The next day, Mr D began to experience increased pain in his abdomen and vomiting. He was taken by ambulance to Queen Margaret Hospital. On admission, Mr D was dehydrated, acidotic (too much acid in the blood) and had reduced blood pressure. He was cared for overnight by the on call surgical team which comprised nurses and junior medical staff. No referral was made for a senior opinion. A catheter was inserted to drain urine, however nothing was produced. No action was taken to investigate this. He was prescribed an anticoagulant to try and prevent blood clotting, however this was not administered. TED stockings were put on the pursuer’s legs by nursing staff without checking for signs of ischaemia. The pursuer’s condition and vital signs were not adequately observed or monitored during the night.
By the time Mr D was seen by his consultant the following morning, he was in a critical condition. He had developed a severe lack of blood in the left lower limb. He had to be rehydrated prior to surgery and required a graft from his right to his left femoral artery in order to restore blood flow. Unfortunately by this stage, the muscles in his left leg were irreversibly damaged and an above knee amputation was needed in order to save Mr D’s life.
Mr D had been fit and active prior to the loss of his leg and his lifestyle was hugely affected. He suffered discomfort from his prosthesis and frustration at the restrictions his loss of limb placed on him at home and elsewhere. Digby Brown were able to assist Mr D by providing funding for his claim and pursuing his clinical negligence action in court. Mr D was successful in settling his case for a substantial six figure sum in settlement.
Thursday, December 27, 2012
Compensation achieved for client in complex accident at work case
This complicated case involved a client who was employed as an HGV driver, specifically bin lorries. He sustained a crush injury to his left index finger in summer 2009 because of a a faulty bin lid on one of the lorries.
Despite our attempts to discuss the case with his employers, as the defenders, we reviced no response to numerous communications.
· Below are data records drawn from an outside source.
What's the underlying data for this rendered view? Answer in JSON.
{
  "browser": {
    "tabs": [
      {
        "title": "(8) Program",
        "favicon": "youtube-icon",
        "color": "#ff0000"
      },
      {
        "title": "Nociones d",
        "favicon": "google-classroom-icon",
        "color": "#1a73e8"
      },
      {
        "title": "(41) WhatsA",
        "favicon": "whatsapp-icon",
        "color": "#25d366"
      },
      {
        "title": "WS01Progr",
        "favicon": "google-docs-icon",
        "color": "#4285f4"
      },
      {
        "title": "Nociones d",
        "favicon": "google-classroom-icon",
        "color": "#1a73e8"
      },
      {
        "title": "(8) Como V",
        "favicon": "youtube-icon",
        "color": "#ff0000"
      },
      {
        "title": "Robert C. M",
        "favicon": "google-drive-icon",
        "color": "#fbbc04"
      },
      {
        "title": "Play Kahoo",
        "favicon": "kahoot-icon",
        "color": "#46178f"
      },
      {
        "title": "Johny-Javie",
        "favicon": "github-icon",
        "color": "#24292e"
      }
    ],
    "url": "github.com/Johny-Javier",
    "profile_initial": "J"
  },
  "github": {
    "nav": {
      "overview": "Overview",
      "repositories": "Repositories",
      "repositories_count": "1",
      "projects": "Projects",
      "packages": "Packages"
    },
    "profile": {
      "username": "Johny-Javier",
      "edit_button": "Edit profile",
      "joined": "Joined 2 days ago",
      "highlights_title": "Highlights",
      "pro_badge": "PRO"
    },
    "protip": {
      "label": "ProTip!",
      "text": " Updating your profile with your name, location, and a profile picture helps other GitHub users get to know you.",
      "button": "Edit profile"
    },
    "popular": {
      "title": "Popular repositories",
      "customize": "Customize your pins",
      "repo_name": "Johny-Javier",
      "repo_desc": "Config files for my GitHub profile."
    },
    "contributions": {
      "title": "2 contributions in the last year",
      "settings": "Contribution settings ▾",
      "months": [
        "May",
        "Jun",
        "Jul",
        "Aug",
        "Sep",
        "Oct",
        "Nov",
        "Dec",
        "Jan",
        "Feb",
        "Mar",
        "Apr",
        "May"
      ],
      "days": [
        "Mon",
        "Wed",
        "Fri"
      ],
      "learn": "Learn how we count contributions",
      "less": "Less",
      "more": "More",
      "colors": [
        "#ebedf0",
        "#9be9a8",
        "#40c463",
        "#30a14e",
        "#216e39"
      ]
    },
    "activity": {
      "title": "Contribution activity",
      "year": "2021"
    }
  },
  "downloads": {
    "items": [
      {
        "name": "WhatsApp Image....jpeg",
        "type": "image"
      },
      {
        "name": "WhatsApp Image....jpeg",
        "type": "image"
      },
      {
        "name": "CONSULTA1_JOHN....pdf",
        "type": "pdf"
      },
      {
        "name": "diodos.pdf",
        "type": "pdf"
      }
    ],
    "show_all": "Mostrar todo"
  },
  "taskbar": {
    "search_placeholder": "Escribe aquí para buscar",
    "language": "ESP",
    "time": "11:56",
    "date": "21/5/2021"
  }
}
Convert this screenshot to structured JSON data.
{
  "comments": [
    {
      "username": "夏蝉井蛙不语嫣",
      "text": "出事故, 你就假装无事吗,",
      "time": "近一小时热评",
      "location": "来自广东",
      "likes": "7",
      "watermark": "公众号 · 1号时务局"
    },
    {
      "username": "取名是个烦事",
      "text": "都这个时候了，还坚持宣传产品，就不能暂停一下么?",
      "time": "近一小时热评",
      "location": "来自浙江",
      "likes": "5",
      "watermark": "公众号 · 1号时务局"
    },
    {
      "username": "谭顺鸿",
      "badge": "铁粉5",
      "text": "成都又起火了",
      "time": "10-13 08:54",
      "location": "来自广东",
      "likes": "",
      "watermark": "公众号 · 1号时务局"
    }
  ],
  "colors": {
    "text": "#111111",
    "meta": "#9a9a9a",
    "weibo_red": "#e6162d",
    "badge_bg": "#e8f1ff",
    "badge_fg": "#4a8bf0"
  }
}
The case was complicated further when, after the accident, our client’s employment was transferred to a differently named company who in turn sold their business and assests to a third firm.
The pursuer's employment was transfered to this third firm under the Transfer of Undertakings (Protection of Employment) Regulations 2006 (known as TUPE). This firm's position was that they had purchased the assets and not the liabilities of the second firm. We eventually tracked down an insurer for the orginal employer after considerable work.
We raised proceedings against both the orginal employers' and the new company who had taken on our client’s employment. The case settled for £6,000, achieving fair compensation for our client in difficult and complicated cirumstances.